ASSIGNED TASK: In the data that follows, every line containing the word "description" should be returned.

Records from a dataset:
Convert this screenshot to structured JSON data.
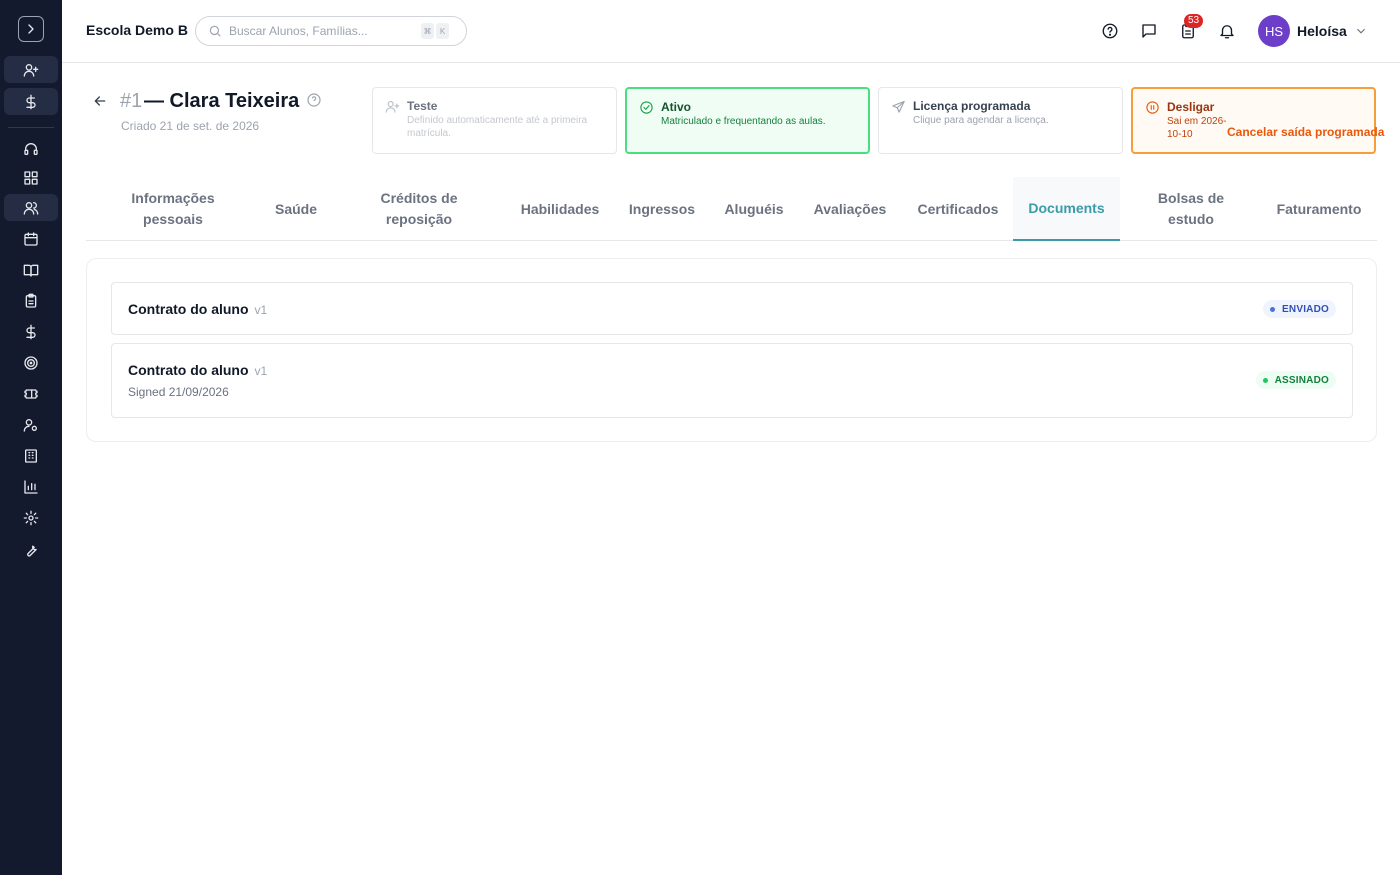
{
  "app": {
    "school_name": "Escola Demo B",
    "search_placeholder": "Buscar Alunos, Famílias...",
    "search_shortcut": [
      "⌘",
      "K"
    ],
    "notification_count": "53",
    "user_initials": "HS",
    "user_name": "Heloísa"
  },
  "sidebar": {
    "items": [
      {
        "icon": "user-plus-icon",
        "active": true
      },
      {
        "icon": "dollar-icon",
        "active": true
      },
      {
        "icon": "headset-icon",
        "active": false
      },
      {
        "icon": "dashboard-grid-icon",
        "active": false
      },
      {
        "icon": "users-icon",
        "active": true
      },
      {
        "icon": "calendar-icon",
        "active": false
      },
      {
        "icon": "book-icon",
        "active": false
      },
      {
        "icon": "clipboard-icon",
        "active": false
      },
      {
        "icon": "dollar-icon",
        "active": false
      },
      {
        "icon": "target-icon",
        "active": false
      },
      {
        "icon": "ticket-icon",
        "active": false
      },
      {
        "icon": "user-cog-icon",
        "active": false
      },
      {
        "icon": "building-icon",
        "active": false
      },
      {
        "icon": "bar-chart-icon",
        "active": false
      },
      {
        "icon": "gear-icon",
        "active": false
      },
      {
        "icon": "wrench-icon",
        "active": false
      }
    ]
  },
  "student": {
    "id": "#1",
    "name": "— Clara Teixeira",
    "created": "Criado 21 de set. de 2026"
  },
  "statuses": [
    {
      "title": "Teste",
      "description": "Definido automaticamente até a primeira matrícula."
    },
    {
      "title": "Ativo",
      "description": "Matriculado e frequentando as aulas."
    },
    {
      "title": "Licença programada",
      "description": "Clique para agendar a licença."
    },
    {
      "title": "Desligar",
      "description": "Sai em 2026-10-10",
      "action": "Cancelar saída programada"
    }
  ],
  "tabs": [
    {
      "label": "Informações pessoais",
      "active": false
    },
    {
      "label": "Saúde",
      "active": false
    },
    {
      "label": "Créditos de reposição",
      "active": false
    },
    {
      "label": "Habilidades",
      "active": false
    },
    {
      "label": "Ingressos",
      "active": false
    },
    {
      "label": "Aluguéis",
      "active": false
    },
    {
      "label": "Avaliações",
      "active": false
    },
    {
      "label": "Certificados",
      "active": false
    },
    {
      "label": "Documents",
      "active": true
    },
    {
      "label": "Bolsas de estudo",
      "active": false
    },
    {
      "label": "Faturamento",
      "active": false
    }
  ],
  "documents": [
    {
      "title": "Contrato do aluno",
      "version": "v1",
      "subtitle": "",
      "status": "ENVIADO"
    },
    {
      "title": "Contrato do aluno",
      "version": "v1",
      "subtitle": "Signed 21/09/2026",
      "status": "ASSINADO"
    }
  ],
  "colors": {
    "sidebar_bg": "#141a2e",
    "accent": "#3a9ca8",
    "active_status": "#4ade80",
    "leaving_status": "#f59e3a",
    "avatar": "#6d3fc8"
  }
}
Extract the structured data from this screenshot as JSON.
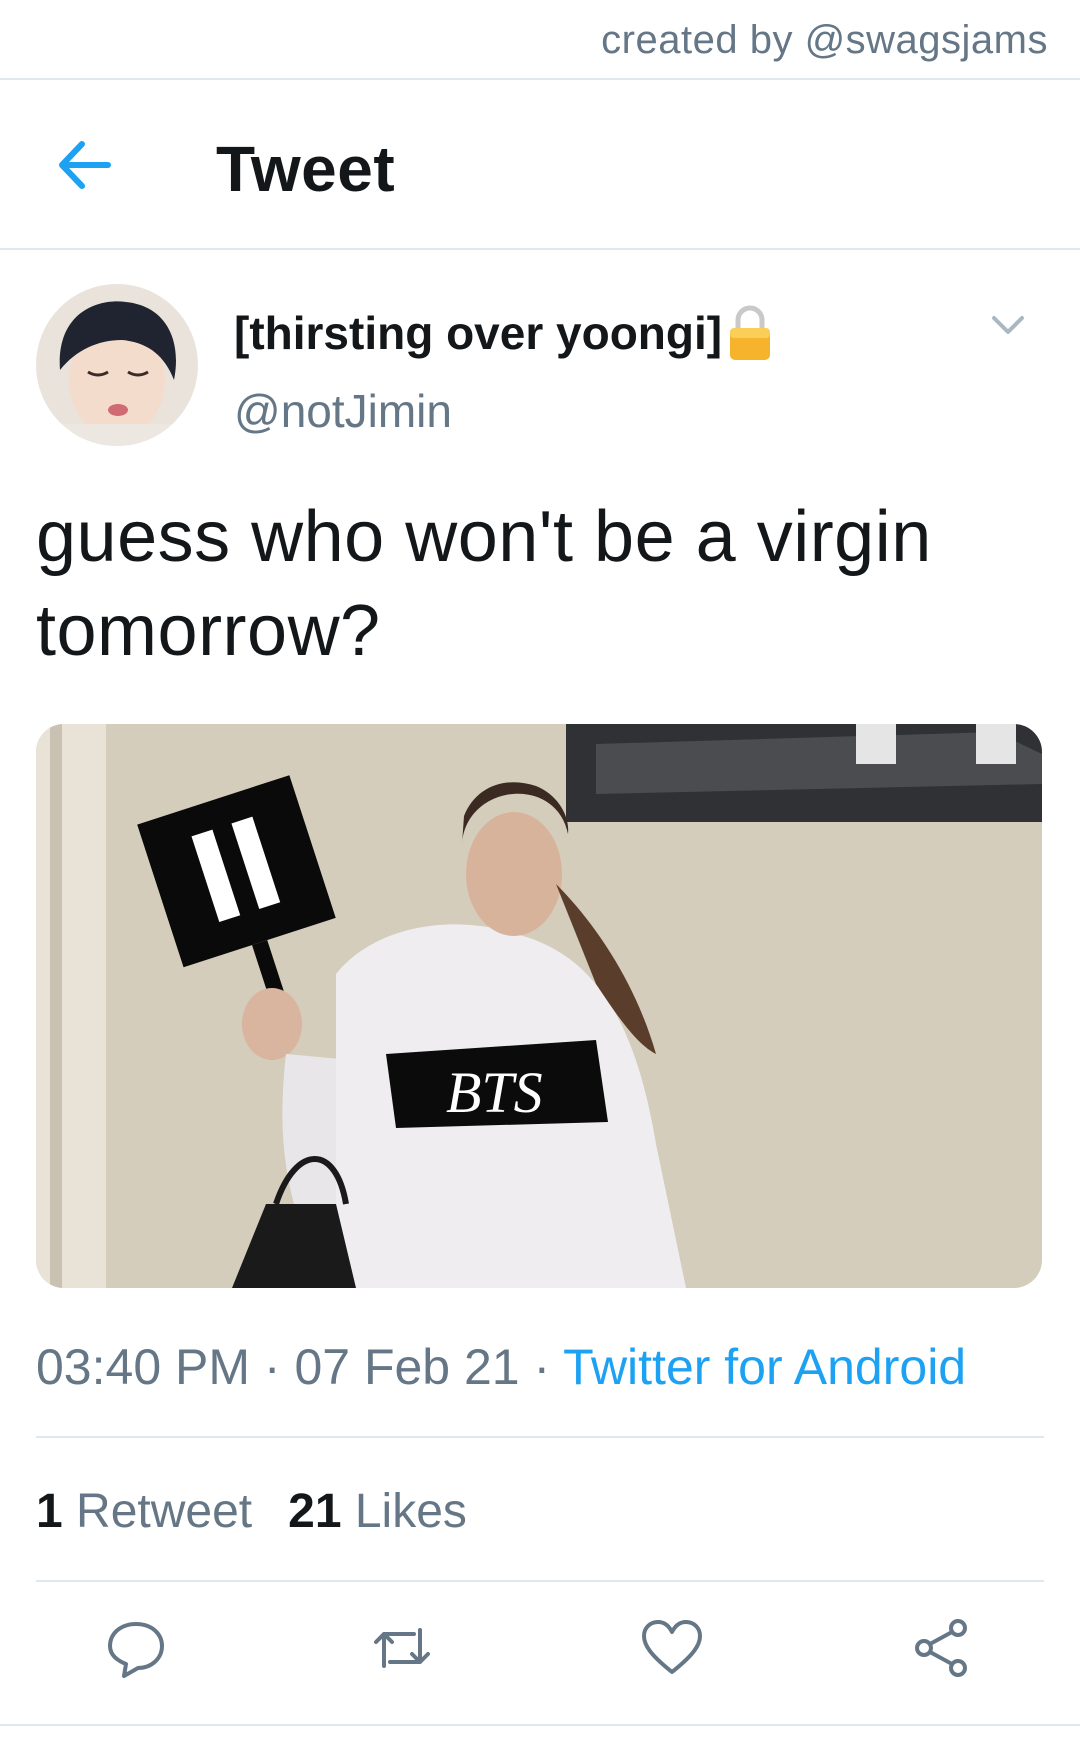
{
  "credit": "created by @swagsjams",
  "header": {
    "title": "Tweet",
    "back_icon": "arrow-left-icon"
  },
  "author": {
    "display_name": "[thirsting over yoongi]",
    "handle": "@notJimin",
    "lock_icon": "lock-icon"
  },
  "tweet": {
    "text": "guess who won't be a virgin tomorrow?",
    "media_caption": "BTS",
    "timestamp": "03:40 PM · 07 Feb 21 · ",
    "source": "Twitter for Android"
  },
  "stats": {
    "retweets_count": "1",
    "retweets_label": " Retweet",
    "likes_count": "21",
    "likes_label": " Likes"
  },
  "actions": [
    "reply-icon",
    "retweet-icon",
    "like-icon",
    "share-icon"
  ],
  "colors": {
    "accent": "#1da1f2",
    "secondary_text": "#657786",
    "divider": "#e1e8ed"
  }
}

ANSWER TO THE EXERCISE:
      "description": "Definido automaticamente até a primeira matrícula."
      "description": "Matriculado e frequentando as aulas."
      "description": "Clique para agendar a licença."
      "description": "Sai em 2026-10-10",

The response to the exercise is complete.